Atrazine: What is the safety limit?
Anything can be a hazard at the wrong level.
A cup of coffee is fine. An injection of caffeine (or massive consumption) can send you into a paranoid delusional fit (or death). Oxalic acid in spinach is harmless in an amount someone would normally eat. But if you chow down on 10-20 pounds at once, your liver (and you) could be toast.
But how can you learn what the risk is for caffeine or oxalic acid? Or for another compound like the herbicide atrazine? When is it safe and when is it unsafe?
Exposure comes from food, water or direct contact. Toxicity involves things like cancer, reproduction problems, birth defects, “acute” effects (severe symptoms from a sudden high exposure), nervous system damage and so on.
For caffeine, exposure comes from food and drinks. For atrazine, because it does not exist as food residue, exposure comes from water.
Knowing that atrazine exposure comes from water, researchers then need to figure out how much material causes toxicity. This involves studying animals exposed to different doses – very low to very high – and for short term (known as acute) and long term (known as chronic) exposure. They want to find out possible responses at every level – and regulators like the Environmental Protection Agency require standard lab practices and open data that can be verified and checked.
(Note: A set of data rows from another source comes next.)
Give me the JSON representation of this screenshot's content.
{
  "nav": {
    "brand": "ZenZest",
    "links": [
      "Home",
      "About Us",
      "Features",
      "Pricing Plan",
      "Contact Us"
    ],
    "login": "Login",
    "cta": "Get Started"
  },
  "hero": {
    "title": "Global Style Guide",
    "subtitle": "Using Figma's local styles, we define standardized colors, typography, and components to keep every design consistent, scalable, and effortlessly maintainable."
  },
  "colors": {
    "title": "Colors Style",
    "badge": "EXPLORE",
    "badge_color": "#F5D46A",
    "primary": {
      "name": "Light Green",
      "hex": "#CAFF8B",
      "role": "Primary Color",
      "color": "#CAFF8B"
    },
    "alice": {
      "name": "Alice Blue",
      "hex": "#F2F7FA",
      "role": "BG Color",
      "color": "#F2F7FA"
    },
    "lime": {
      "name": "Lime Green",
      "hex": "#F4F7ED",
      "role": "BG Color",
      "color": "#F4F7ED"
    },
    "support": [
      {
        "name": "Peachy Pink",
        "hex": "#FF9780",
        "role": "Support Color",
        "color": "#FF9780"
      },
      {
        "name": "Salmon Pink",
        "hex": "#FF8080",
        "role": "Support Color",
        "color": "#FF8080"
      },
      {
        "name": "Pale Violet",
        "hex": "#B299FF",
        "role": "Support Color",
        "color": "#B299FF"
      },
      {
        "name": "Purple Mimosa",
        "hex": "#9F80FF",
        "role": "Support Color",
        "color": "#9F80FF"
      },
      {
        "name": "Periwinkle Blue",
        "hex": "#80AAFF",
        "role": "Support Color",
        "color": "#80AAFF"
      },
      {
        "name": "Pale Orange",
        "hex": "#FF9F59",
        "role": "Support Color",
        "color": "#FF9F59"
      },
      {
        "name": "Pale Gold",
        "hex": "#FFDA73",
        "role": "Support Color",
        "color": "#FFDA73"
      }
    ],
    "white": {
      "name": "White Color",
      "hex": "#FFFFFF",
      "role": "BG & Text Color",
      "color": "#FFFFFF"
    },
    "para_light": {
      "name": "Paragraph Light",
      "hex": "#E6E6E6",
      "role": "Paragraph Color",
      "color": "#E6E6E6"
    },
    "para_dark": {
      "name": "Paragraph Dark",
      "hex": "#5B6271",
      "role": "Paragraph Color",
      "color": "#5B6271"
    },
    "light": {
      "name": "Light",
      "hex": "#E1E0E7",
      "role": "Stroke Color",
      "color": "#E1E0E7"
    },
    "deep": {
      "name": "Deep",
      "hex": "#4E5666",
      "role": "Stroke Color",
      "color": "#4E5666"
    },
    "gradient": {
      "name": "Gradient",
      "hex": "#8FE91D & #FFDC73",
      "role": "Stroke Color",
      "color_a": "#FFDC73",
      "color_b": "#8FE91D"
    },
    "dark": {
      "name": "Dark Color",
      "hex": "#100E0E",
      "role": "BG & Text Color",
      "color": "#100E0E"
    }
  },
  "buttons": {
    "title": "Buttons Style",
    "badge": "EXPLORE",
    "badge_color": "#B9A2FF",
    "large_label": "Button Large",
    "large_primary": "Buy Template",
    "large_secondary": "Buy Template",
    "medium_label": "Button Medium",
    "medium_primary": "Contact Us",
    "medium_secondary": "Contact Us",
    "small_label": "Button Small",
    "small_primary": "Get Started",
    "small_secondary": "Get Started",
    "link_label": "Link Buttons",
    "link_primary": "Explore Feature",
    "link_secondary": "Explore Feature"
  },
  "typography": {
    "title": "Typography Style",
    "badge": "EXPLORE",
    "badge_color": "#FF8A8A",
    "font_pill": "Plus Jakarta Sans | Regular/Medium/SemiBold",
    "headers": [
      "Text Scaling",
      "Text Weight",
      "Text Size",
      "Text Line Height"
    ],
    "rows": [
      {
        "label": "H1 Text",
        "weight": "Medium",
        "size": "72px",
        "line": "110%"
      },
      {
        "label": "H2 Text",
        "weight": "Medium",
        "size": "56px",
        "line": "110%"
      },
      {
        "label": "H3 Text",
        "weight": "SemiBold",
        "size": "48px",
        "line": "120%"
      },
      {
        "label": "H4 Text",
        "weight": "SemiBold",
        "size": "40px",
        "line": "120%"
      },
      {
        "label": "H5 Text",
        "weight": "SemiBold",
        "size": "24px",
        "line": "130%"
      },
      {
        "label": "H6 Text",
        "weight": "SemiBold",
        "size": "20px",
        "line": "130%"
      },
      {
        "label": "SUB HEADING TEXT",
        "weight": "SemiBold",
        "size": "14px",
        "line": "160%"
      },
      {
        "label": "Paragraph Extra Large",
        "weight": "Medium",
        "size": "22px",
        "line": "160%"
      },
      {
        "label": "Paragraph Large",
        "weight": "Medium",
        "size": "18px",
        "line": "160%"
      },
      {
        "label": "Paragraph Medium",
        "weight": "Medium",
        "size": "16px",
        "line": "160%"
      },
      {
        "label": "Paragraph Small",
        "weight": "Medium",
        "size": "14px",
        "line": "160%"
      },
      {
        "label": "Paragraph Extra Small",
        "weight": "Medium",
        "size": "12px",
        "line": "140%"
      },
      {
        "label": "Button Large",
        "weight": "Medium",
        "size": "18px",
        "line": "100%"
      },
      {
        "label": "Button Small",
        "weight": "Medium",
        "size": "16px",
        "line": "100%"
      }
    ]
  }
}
What the researchers need to find is the level at which there is an effect, and then drill down to a level where there is no-effect – the smallest amount that has no toxicity in the short or long term.
Then the EPA adds safety factors – layers of safety – to that no-effect limit.
For atrazine, EPA adds a 10x “uncertainty” factor. Then another 10x factor to ensure children are safe. And then, just to be sure, a final 10x safety factor.
So what does that mean?
Let’s say you’re at a bonfire and want to keep people safe. You determine that a 5-foot safety ring is an acceptable safety factor.
If the EPA got involved, it would take that times 10 to allow for an uncertainty factor. To keep small children safe, another 10x safety factor would be added. And just to be sure, you better add another 10x.
After adding in all of EPA’s safety factors, you’d end up 5,000 feet away from the bonfire! (That’s 5 x 10 x 10 x 10 – about a mile away.)
For atrazine the “mile away” safety limit is 298 parts per billion in a single day. For children, it is 100 ppb in a single day. (FYI: 1 part per billion is like a single blade of grass on a football field.)
I italicized “single day” because there is some confusion about that because the EPA has set a limit of only 3 ppb for an annual average in a drinking water system. (See this EPA page on drinking water limits.)
In other words, if a water system’s annual average (based on a multitude of samples) is 1 ppb but a single test showed 10 ppb, it is well within EPA’s safety guideline because the daily safety limit is 298 ppb (and the max daily test in this case was 10 ppb) and annual average is 3 ppb (the average in this example is 1 ppb).
To make sure atrazine isn’t showing up in water systems at levels higher than the “mile away” safety limits, dozens of community water supply systems are sampled multiple times during the year – and more frequently during the use season for atrazine. And these water systems are in areas where atrazine is used (it’s generally used in small amounts in branded premixed herbicides) and in watersheds that are more vulnerable due to soil types, slope, rainfall, etc. We’re talking thousands of tested samples annually.
The good news is, of the samples that do test positive, a majority are less than 1 ppb. A few may reach 10 ppb, while others are at 0.1 ppb. Over the last several years, no water system has averaged 3 ppb or more – and no test has ever come near the 298 ppb daily limit.
Interestingly enough, some 6,000 studies are available on atrazine. That’s a lot; it’s probably the most-studied chemical on the planet. New products usually are backed by 100-150 studies. (Drug companies start human trials well before that level of knowledge!)
Data on atrazine test results in water is available from EPA.
Read the original blog post on the Nebraska Corn Kernels blog.